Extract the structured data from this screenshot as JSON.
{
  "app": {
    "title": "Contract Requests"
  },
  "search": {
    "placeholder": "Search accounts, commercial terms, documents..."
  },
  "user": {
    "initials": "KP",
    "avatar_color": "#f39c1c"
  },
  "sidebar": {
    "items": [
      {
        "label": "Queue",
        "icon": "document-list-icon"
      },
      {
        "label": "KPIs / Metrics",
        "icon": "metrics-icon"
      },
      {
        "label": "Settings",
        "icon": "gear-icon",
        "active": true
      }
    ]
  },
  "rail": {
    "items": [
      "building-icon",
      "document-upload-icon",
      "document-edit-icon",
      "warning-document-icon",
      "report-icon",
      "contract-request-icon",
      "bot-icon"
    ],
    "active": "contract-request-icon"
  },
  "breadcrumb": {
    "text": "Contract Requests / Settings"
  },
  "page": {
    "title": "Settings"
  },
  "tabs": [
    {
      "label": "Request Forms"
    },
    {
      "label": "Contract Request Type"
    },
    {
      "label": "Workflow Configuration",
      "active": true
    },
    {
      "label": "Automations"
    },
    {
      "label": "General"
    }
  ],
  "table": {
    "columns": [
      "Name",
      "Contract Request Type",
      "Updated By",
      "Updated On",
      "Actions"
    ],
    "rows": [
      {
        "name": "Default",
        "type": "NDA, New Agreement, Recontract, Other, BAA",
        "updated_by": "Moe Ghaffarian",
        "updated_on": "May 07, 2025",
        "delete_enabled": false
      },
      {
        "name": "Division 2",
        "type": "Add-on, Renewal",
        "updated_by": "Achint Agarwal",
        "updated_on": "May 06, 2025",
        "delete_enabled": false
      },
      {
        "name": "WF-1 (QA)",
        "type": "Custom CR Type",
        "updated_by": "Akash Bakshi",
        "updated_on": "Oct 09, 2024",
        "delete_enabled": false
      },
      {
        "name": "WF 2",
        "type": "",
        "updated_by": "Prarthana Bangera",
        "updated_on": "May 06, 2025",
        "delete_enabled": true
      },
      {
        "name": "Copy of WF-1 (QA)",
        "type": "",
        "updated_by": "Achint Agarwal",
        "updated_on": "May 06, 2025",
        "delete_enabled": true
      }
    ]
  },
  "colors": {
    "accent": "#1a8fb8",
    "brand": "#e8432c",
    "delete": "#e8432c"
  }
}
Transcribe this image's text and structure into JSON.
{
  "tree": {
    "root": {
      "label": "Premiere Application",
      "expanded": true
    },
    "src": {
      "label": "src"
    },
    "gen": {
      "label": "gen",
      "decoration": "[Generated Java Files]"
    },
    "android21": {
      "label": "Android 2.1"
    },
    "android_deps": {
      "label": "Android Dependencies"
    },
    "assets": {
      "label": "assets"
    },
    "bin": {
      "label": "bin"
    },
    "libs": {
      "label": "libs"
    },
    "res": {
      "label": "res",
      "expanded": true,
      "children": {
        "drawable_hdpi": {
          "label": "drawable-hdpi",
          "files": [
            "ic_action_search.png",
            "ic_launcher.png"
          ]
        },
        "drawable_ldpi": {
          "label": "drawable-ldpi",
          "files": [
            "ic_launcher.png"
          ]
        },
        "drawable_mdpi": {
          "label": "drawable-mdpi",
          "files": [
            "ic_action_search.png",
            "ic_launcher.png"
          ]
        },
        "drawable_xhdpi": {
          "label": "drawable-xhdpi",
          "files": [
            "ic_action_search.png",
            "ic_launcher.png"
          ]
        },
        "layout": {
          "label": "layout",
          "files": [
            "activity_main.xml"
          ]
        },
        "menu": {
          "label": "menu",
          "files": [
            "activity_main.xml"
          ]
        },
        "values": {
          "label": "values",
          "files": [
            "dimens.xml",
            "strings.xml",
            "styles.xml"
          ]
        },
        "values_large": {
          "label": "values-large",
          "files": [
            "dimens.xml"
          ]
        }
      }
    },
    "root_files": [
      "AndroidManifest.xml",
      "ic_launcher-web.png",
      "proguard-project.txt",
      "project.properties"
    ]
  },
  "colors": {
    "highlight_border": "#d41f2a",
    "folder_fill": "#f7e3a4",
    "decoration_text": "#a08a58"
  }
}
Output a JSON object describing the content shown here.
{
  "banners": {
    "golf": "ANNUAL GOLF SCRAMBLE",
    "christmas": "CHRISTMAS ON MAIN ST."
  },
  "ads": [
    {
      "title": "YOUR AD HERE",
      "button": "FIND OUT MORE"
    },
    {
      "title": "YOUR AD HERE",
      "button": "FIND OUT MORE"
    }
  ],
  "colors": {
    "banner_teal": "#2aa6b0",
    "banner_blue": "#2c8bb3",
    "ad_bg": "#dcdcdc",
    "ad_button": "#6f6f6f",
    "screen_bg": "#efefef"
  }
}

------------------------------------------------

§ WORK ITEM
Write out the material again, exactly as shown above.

§ RESPONSE BELOW
Extract the structured data from this screenshot as JSON.
{
  "app": {
    "title": "Contract Requests"
  },
  "search": {
    "placeholder": "Search accounts, commercial terms, documents..."
  },
  "user": {
    "initials": "KP",
    "avatar_color": "#f39c1c"
  },
  "sidebar": {
    "items": [
      {
        "label": "Queue",
        "icon": "document-list-icon"
      },
      {
        "label": "KPIs / Metrics",
        "icon": "metrics-icon"
      },
      {
        "label": "Settings",
        "icon": "gear-icon",
        "active": true
      }
    ]
  },
  "rail": {
    "items": [
      "building-icon",
      "document-upload-icon",
      "document-edit-icon",
      "warning-document-icon",
      "report-icon",
      "contract-request-icon",
      "bot-icon"
    ],
    "active": "contract-request-icon"
  },
  "breadcrumb": {
    "text": "Contract Requests / Settings"
  },
  "page": {
    "title": "Settings"
  },
  "tabs": [
    {
      "label": "Request Forms"
    },
    {
      "label": "Contract Request Type"
    },
    {
      "label": "Workflow Configuration",
      "active": true
    },
    {
      "label": "Automations"
    },
    {
      "label": "General"
    }
  ],
  "table": {
    "columns": [
      "Name",
      "Contract Request Type",
      "Updated By",
      "Updated On",
      "Actions"
    ],
    "rows": [
      {
        "name": "Default",
        "type": "NDA, New Agreement, Recontract, Other, BAA",
        "updated_by": "Moe Ghaffarian",
        "updated_on": "May 07, 2025",
        "delete_enabled": false
      },
      {
        "name": "Division 2",
        "type": "Add-on, Renewal",
        "updated_by": "Achint Agarwal",
        "updated_on": "May 06, 2025",
        "delete_enabled": false
      },
      {
        "name": "WF-1 (QA)",
        "type": "Custom CR Type",
        "updated_by": "Akash Bakshi",
        "updated_on": "Oct 09, 2024",
        "delete_enabled": false
      },
      {
        "name": "WF 2",
        "type": "",
        "updated_by": "Prarthana Bangera",
        "updated_on": "May 06, 2025",
        "delete_enabled": true
      },
      {
        "name": "Copy of WF-1 (QA)",
        "type": "",
        "updated_by": "Achint Agarwal",
        "updated_on": "May 06, 2025",
        "delete_enabled": true
      }
    ]
  },
  "colors": {
    "accent": "#1a8fb8",
    "brand": "#e8432c",
    "delete": "#e8432c"
  }
}
Transcribe this image's text and structure into JSON.
{
  "tree": {
    "root": {
      "label": "Premiere Application",
      "expanded": true
    },
    "src": {
      "label": "src"
    },
    "gen": {
      "label": "gen",
      "decoration": "[Generated Java Files]"
    },
    "android21": {
      "label": "Android 2.1"
    },
    "android_deps": {
      "label": "Android Dependencies"
    },
    "assets": {
      "label": "assets"
    },
    "bin": {
      "label": "bin"
    },
    "libs": {
      "label": "libs"
    },
    "res": {
      "label": "res",
      "expanded": true,
      "children": {
        "drawable_hdpi": {
          "label": "drawable-hdpi",
          "files": [
            "ic_action_search.png",
            "ic_launcher.png"
          ]
        },
        "drawable_ldpi": {
          "label": "drawable-ldpi",
          "files": [
            "ic_launcher.png"
          ]
        },
        "drawable_mdpi": {
          "label": "drawable-mdpi",
          "files": [
            "ic_action_search.png",
            "ic_launcher.png"
          ]
        },
        "drawable_xhdpi": {
          "label": "drawable-xhdpi",
          "files": [
            "ic_action_search.png",
            "ic_launcher.png"
          ]
        },
        "layout": {
          "label": "layout",
          "files": [
            "activity_main.xml"
          ]
        },
        "menu": {
          "label": "menu",
          "files": [
            "activity_main.xml"
          ]
        },
        "values": {
          "label": "values",
          "files": [
            "dimens.xml",
            "strings.xml",
            "styles.xml"
          ]
        },
        "values_large": {
          "label": "values-large",
          "files": [
            "dimens.xml"
          ]
        }
      }
    },
    "root_files": [
      "AndroidManifest.xml",
      "ic_launcher-web.png",
      "proguard-project.txt",
      "project.properties"
    ]
  },
  "colors": {
    "highlight_border": "#d41f2a",
    "folder_fill": "#f7e3a4",
    "decoration_text": "#a08a58"
  }
}
Output a JSON object describing the content shown here.
{
  "banners": {
    "golf": "ANNUAL GOLF SCRAMBLE",
    "christmas": "CHRISTMAS ON MAIN ST."
  },
  "ads": [
    {
      "title": "YOUR AD HERE",
      "button": "FIND OUT MORE"
    },
    {
      "title": "YOUR AD HERE",
      "button": "FIND OUT MORE"
    }
  ],
  "colors": {
    "banner_teal": "#2aa6b0",
    "banner_blue": "#2c8bb3",
    "ad_bg": "#dcdcdc",
    "ad_button": "#6f6f6f",
    "screen_bg": "#efefef"
  }
}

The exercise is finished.